▶ Problem to work on: Go through the records below and copy out every line holding "mimpi".

▶ Exercise inputs:
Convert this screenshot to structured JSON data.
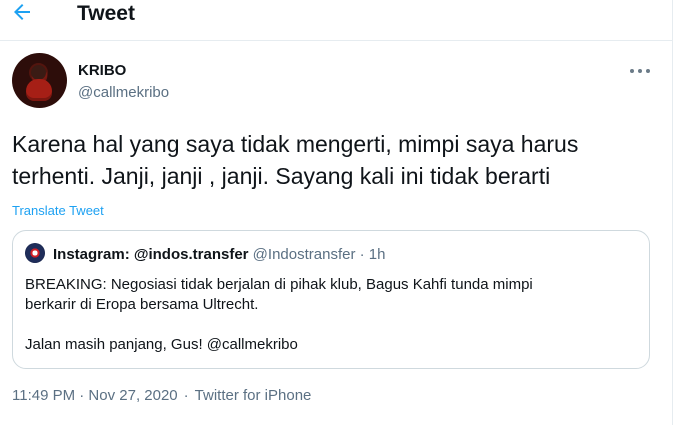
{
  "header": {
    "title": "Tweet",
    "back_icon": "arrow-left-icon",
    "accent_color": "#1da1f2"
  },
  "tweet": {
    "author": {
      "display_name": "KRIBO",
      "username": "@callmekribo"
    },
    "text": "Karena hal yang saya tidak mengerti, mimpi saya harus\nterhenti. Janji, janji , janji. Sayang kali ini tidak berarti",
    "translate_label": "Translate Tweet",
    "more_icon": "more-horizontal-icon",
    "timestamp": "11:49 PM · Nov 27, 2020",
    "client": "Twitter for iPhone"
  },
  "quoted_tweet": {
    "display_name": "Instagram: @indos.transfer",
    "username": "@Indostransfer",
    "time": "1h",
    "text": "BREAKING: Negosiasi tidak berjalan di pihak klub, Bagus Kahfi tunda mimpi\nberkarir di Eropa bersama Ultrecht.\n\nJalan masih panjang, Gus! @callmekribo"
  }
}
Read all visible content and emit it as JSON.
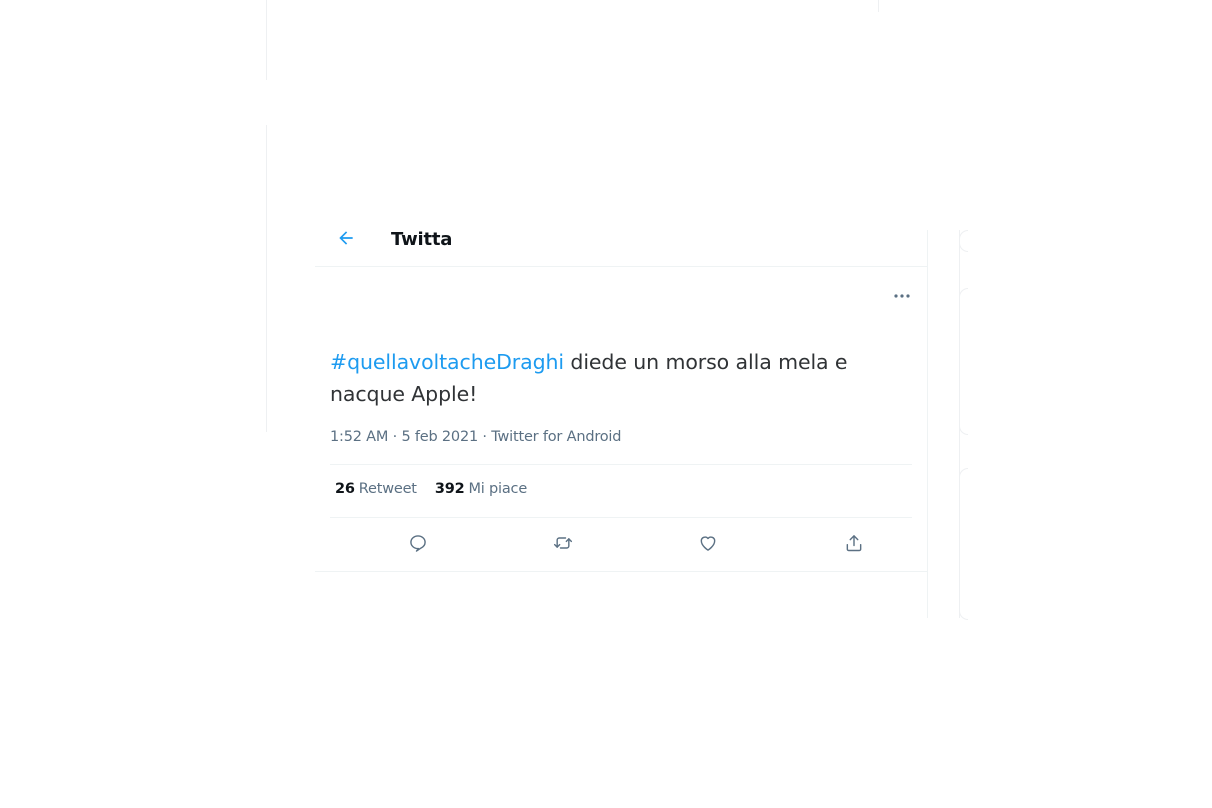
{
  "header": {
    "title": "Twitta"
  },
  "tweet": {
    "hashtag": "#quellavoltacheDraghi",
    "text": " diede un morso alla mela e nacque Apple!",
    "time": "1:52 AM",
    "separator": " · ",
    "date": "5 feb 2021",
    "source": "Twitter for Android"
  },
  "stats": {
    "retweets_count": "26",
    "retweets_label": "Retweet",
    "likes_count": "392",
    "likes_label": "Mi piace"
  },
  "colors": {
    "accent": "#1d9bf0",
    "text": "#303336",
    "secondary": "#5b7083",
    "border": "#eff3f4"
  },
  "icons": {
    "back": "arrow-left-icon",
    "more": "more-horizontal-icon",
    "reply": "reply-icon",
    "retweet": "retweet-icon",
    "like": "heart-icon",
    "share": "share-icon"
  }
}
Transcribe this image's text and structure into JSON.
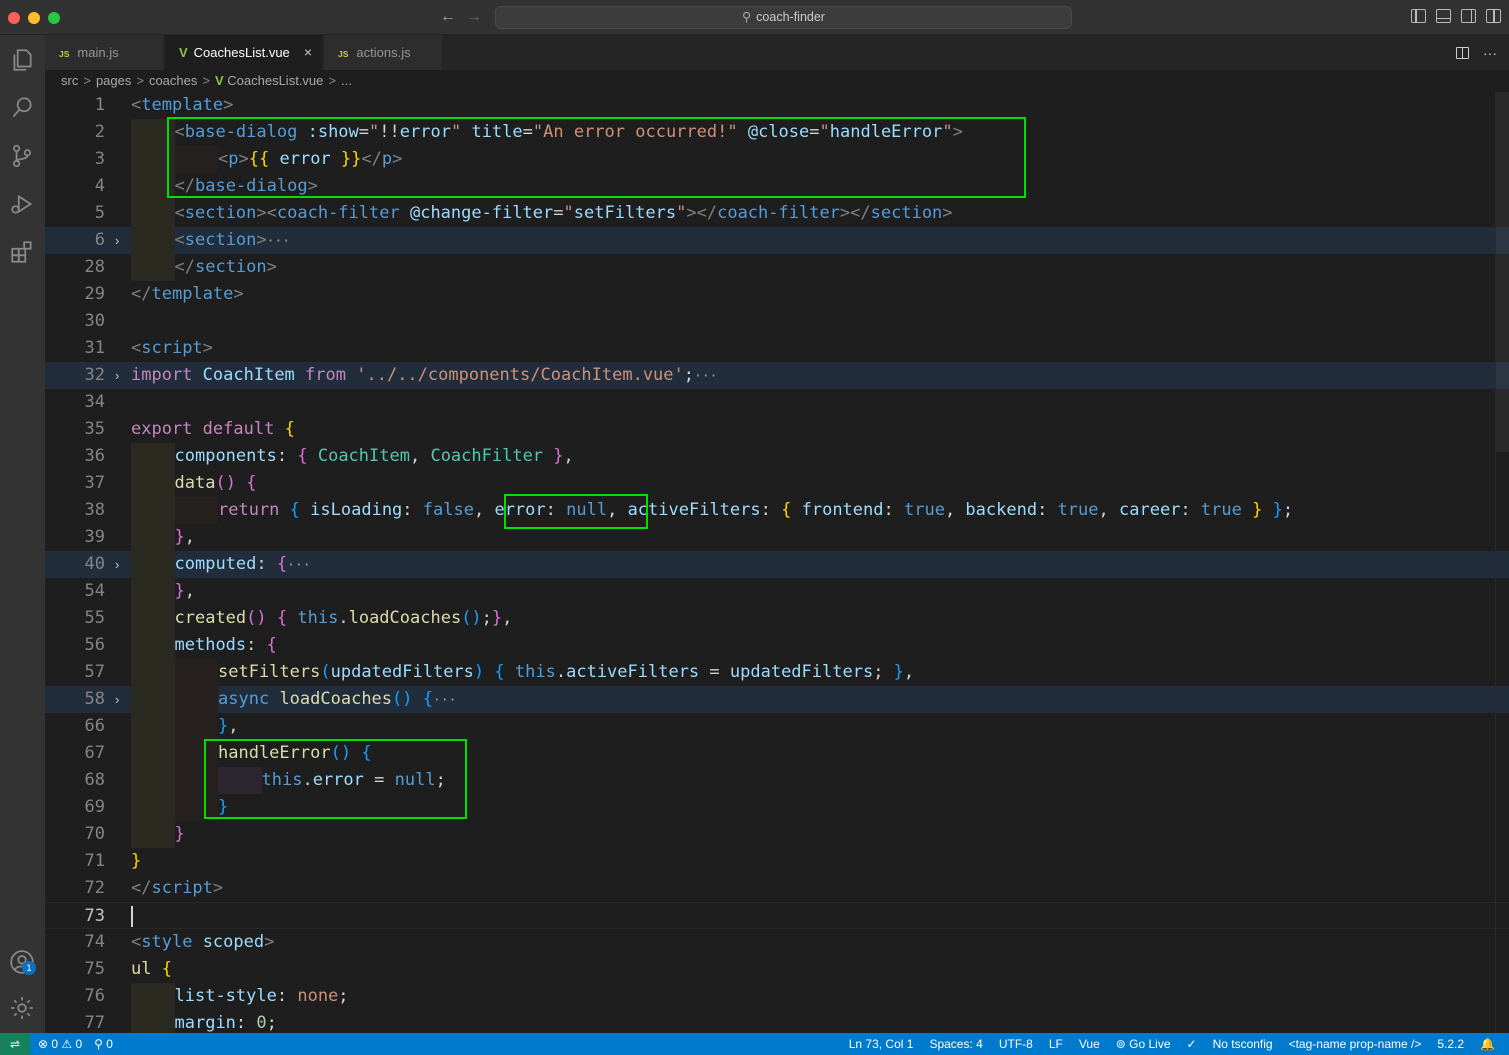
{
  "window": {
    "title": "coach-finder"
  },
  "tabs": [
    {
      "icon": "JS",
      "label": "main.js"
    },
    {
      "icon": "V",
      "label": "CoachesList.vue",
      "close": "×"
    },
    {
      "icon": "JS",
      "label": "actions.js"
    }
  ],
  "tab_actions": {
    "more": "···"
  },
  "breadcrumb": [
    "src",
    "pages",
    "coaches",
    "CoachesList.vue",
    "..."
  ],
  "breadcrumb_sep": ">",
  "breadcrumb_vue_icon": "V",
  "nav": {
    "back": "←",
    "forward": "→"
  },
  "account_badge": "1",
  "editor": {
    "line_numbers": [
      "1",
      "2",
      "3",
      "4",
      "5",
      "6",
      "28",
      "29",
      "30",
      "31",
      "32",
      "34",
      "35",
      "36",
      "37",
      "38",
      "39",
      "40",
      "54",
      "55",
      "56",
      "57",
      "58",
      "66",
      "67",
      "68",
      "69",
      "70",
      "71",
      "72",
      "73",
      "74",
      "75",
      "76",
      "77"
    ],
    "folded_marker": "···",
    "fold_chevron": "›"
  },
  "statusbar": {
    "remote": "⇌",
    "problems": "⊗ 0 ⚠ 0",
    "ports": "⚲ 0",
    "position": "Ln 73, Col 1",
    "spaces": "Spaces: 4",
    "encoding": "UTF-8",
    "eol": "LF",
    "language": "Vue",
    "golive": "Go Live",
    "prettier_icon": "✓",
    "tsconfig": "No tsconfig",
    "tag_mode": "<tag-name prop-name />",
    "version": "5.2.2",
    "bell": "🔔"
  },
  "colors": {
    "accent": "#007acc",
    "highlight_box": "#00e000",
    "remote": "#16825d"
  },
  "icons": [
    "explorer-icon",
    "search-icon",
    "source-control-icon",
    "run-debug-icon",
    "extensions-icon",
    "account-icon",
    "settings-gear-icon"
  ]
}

▶ Task response:
    "text": "Karena hal yang saya tidak mengerti, mimpi saya harus\nterhenti. Janji, janji , janji. Sayang kali ini tidak berarti",
    "text": "BREAKING: Negosiasi tidak berjalan di pihak klub, Bagus Kahfi tunda mimpi\nberkarir di Eropa bersama Ultrecht.\n\nJalan masih panjang, Gus! @callmekribo"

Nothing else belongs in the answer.